What about competition from the other S1P receptor agonist already on the market for treating MS -- Novartis' (NYSE:NVS) Gilenya? Celgene believes that ozanimod has a superior safety profile than Gilenya. Novartis' drug can cause bradycardia (slowing heartbeat) and atrioventricular (AV) block. Ozanimod doesn't have these drawbacks. 

In addition to ozanimod, Celgene also has two other potential blockbuster autoimmune disease drugs in its pipeline. GED-0301 and CC-220 both could reach peak annual sales of more than $2 billion. Celgene hopes to win approval for GED-0301 in treating Crohn's disease in 2019 with potential approval for CC-220 in treating lupus in 2022. 

4. Cash, cash, and more cash

Celgene expects to generate over $100 billion in cash between now and 2025. One of the Celgene executives speaking recently at the Cowen healthcare conference said that the company "doesn't believe in having a lazy balance sheet."

That comment implies that Celgene won't just sit on its enormous cash stockpile that will be created in the coming years. Look for strategic acquisitions and partnerships that boost growth prospects even more than what can be seen currently.  

5. Celgene can rinse and repeat

Perhaps the most impressive thing about Celgene is that it has demonstrated the ability to replicate its success. The company didn't rest on its laurels with Revlimid, but instead developed a strong pipeline. Celgene also made some really smart acquisitions, especially the Receptos deal that landed ozanimod.

With four current blockbuster drugs plus 19 late-stage study data readouts over the next two years, Celgene is in great position right now. Even better, the company seems ready to "rinse and repeat" down the road with new drugs and more acquisitions.

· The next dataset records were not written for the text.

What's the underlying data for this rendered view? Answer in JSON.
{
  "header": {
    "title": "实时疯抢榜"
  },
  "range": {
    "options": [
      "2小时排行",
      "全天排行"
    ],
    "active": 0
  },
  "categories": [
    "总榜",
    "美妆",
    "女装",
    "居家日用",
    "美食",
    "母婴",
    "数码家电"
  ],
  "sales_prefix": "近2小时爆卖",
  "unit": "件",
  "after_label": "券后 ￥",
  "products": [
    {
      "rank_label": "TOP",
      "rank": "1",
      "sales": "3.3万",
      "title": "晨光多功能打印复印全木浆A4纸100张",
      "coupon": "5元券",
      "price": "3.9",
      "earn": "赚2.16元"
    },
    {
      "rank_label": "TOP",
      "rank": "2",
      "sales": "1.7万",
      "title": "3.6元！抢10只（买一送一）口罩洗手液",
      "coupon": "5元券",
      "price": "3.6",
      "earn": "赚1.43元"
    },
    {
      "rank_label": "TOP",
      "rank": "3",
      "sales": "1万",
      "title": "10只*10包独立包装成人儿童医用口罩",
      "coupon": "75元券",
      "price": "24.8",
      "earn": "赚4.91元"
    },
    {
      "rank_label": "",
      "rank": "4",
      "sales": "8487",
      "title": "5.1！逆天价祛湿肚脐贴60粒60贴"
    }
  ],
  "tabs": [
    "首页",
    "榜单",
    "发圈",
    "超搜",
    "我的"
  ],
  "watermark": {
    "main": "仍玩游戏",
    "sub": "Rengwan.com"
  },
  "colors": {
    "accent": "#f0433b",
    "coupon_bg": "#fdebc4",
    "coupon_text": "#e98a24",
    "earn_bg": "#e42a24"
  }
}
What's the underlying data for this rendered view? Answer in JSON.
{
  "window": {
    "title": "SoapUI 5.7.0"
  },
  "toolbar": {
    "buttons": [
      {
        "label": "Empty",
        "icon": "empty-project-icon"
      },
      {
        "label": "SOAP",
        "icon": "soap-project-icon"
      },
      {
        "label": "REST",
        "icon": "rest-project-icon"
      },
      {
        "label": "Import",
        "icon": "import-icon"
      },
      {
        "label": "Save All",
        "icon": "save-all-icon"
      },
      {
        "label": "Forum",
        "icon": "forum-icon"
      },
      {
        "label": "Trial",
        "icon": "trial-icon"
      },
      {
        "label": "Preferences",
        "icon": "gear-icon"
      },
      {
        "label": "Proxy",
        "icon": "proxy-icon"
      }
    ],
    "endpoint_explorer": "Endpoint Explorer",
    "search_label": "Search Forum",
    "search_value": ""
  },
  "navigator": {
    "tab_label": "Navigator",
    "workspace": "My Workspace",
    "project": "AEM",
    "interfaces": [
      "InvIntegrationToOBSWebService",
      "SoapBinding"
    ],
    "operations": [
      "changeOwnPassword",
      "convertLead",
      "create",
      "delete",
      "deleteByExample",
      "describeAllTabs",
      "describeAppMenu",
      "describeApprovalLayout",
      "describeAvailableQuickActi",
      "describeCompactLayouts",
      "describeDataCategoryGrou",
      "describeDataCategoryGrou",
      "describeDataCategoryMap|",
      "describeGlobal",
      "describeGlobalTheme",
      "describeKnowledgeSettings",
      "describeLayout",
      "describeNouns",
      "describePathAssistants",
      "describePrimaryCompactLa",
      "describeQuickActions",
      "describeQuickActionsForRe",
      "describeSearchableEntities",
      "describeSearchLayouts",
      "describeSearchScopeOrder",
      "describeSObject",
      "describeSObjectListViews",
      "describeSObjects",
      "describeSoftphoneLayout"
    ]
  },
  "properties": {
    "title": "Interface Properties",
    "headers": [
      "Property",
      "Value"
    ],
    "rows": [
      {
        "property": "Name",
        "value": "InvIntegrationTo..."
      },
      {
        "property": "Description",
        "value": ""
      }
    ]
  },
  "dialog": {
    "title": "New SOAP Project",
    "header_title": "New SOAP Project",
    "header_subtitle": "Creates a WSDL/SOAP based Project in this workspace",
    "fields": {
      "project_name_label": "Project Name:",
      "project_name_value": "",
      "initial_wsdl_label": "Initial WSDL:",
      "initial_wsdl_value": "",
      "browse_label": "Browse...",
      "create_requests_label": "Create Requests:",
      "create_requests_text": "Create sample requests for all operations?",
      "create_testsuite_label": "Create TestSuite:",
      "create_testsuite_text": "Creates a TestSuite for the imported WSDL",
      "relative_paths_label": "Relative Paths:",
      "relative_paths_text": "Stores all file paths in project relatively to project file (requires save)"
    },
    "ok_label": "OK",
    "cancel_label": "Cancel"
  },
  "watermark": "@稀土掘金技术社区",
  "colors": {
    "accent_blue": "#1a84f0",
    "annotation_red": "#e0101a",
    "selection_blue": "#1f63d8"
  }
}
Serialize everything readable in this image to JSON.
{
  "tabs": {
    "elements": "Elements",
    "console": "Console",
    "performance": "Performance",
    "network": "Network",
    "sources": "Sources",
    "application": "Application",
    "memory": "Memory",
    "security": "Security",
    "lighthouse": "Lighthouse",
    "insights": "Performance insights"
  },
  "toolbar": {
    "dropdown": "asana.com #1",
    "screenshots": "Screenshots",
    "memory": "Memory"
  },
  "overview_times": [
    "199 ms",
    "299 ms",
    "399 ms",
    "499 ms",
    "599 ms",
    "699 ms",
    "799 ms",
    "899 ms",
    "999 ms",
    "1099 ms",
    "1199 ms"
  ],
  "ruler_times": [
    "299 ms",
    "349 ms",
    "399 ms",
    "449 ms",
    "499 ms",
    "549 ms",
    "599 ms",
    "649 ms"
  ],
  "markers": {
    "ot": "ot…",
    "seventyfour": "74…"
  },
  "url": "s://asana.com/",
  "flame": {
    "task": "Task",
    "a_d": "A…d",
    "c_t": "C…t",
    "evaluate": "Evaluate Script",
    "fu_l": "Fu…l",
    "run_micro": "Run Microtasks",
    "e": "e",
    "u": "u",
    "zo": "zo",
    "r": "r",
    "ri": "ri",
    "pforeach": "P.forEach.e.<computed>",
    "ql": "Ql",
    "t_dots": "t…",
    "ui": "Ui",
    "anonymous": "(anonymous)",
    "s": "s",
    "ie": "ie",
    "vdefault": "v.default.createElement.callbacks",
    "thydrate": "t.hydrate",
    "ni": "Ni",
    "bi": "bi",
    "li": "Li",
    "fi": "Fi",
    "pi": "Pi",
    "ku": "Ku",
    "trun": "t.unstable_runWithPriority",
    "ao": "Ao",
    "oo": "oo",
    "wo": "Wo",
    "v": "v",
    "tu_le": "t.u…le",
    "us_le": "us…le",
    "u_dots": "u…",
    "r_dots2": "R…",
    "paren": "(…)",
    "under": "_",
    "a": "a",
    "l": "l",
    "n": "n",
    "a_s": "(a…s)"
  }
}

I have said before that Celgene is the best biotech stock on the planet right now. My hunch is that it will continue to be one of the best for a long time to come.

Keith Speights owns shares of Celgene. The Motley Fool owns shares of and recommends Celgene. The Motley Fool has a disclosure policy.